From humble beginnings as a potteries apprentice Arnold Machin rose to become an acclaimed sculptor creating the iconic bas-relief portrait of Her Majesty the Queen used on all Royal Mail definitive issue stamps.

Patricia Machin

Patricia Machin was born in 1921 and studied painting at Goldsmith's where her tutor was Leonard Applebee. Finding inspiration from the Old Masters and still-life, she was an established painter, illustrator, designer and author.

Francis Machin

Architect, sculptor, businessman and painter, Francis Machin was a talented designer responsible for a range of conservatories and garden buildings still seen throughout the United Kingdom, United States and Europe.

Patricia Machin loved flowers, and wherever she and Arnold lived, she grew them for her illustrations – lilies, oriental poppies, hyacinths, tulips and morning glories, and in particular roses, her favourite being centifolias like Juno and Fantin Latour. Other roses she frequently portrayed in her paintings were the gallicas Rosa Mundi and Jenny Duval, and the damask Madame Hardy.


She continued with her own artistic career, conserving the beauty of the flowers she grew, particularly her roses, in still-life paintings. She grew all of the flowers she painted believing that if she were to resort to bought flowers, she would never find ones good-enough for her work. She and Arnold often visited the V&A Museum, and in the 1970s, Patricia became intrigued by the beautiful floral designs painted on papier mache trays they had on display there. They gave her the idea of producing tin trays decorated in a similar way with her own paintings. She approached the Metal Box Company and a range of products were developed, including trays, tea caddies, bins and containers, all displaying her work. One of the trays depicted Chatsworth House framed by roses, requested by the Duchess of Devonshire.

During the 1970s, the BBC made a programme about Arnold and Patricia's garden at Offley Rock which was also featured in a gardening magazine. Norman Painting said of her work:

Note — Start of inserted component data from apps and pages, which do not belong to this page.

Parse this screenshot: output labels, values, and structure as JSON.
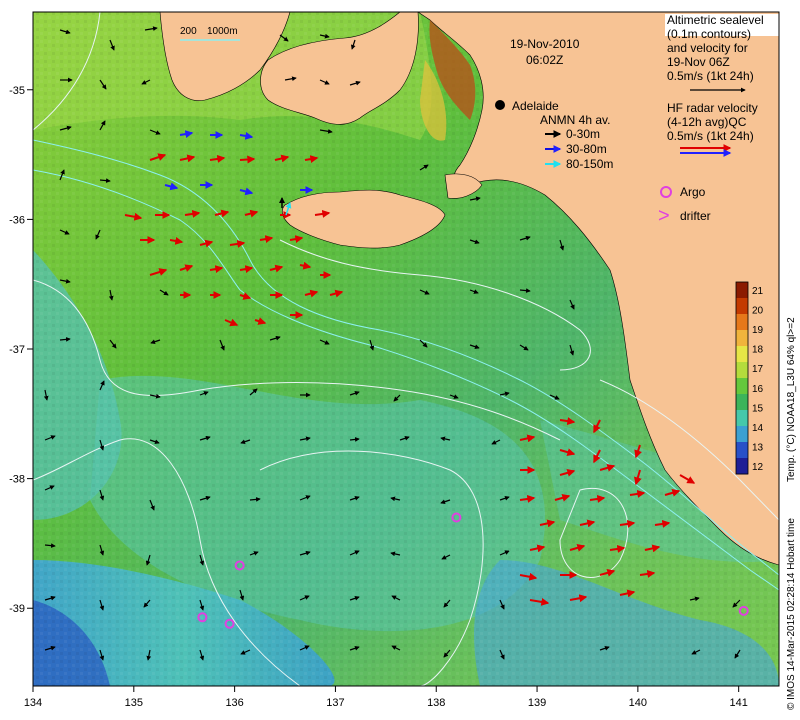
{
  "map": {
    "date": "19-Nov-2010",
    "time": "06:02Z",
    "city": "Adelaide",
    "lon_ticks": [
      "134",
      "135",
      "136",
      "137",
      "138",
      "139",
      "140",
      "141"
    ],
    "lat_ticks": [
      "-35",
      "-36",
      "-37",
      "-38",
      "-39"
    ],
    "lon_range": [
      134,
      141.4
    ],
    "lat_range": [
      -39.6,
      -34.4
    ],
    "bathy_scale": {
      "left": "200",
      "right": "1000m"
    },
    "credit": "© IMOS 14-Mar-2015 02:28:14 Hobart time"
  },
  "legend_altimetry": {
    "lines": [
      "Altimetric sealevel",
      "(0.1m contours)",
      "and velocity for",
      "19-Nov 06Z",
      "0.5m/s (1kt 24h)"
    ]
  },
  "legend_hf": {
    "lines": [
      "HF radar velocity",
      "(4-12h avg)QC",
      "0.5m/s (1kt 24h)"
    ],
    "colors": [
      "#e00000",
      "#2020ff"
    ]
  },
  "legend_anmn": {
    "title": "ANMN 4h av.",
    "items": [
      {
        "label": "0-30m",
        "color": "#000000"
      },
      {
        "label": "30-80m",
        "color": "#1010e0"
      },
      {
        "label": "80-150m",
        "color": "#20e0f0"
      }
    ]
  },
  "legend_markers": {
    "argo": {
      "label": "Argo",
      "color": "#e040e0"
    },
    "drifter": {
      "label": "drifter",
      "color": "#e040e0",
      "glyph": ">"
    }
  },
  "colorbar": {
    "title": "Temp. (°C) NOAA18_L3U 64% ql>=2",
    "ticks": [
      "21",
      "20",
      "19",
      "18",
      "17",
      "16",
      "15",
      "14",
      "13",
      "12"
    ],
    "colors": [
      "#8b1a00",
      "#c43a00",
      "#e6781a",
      "#f0b43c",
      "#e6e646",
      "#b4dc3c",
      "#64c83c",
      "#3cb45a",
      "#46c8aa",
      "#3ca0d2",
      "#2850c8",
      "#1e1e96"
    ]
  },
  "argo_floats": [
    {
      "lon": 138.2,
      "lat": -38.3
    },
    {
      "lon": 136.05,
      "lat": -38.67
    },
    {
      "lon": 135.68,
      "lat": -39.07
    },
    {
      "lon": 135.95,
      "lat": -39.12
    },
    {
      "lon": 141.05,
      "lat": -39.02
    }
  ]
}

“Flower paintings often fail to stand up to close scrutiny. Patricia Machin's glorious paintings of flowers are an exception – in urns, or still lifes with grapes, lemons and onions they reveal a close study and intimate knowledge of the subject. Her roses have the feel of roses, the bloom on her grapes is almost tangible. She knows, and shows, how an oriental poppy - say Perry's White – differs in colour, structure and texture from, say, a Blanc Double de Coubert rose, or a floret of a white hyacinth. Flowers are presented in her paintings, not merely as beautiful things, but as individuals which have been tended, weeded round, fed and cherished by a gardener who understands them.”

In 1981, Lady Collins, a friend of Pat's, asked her to illustrate a book of hymns to be produced by Collins the publishers. She later also illustrated the 'Pocket Poets' books published by Webb and Bower.

Her paintings are in collections throughout the world.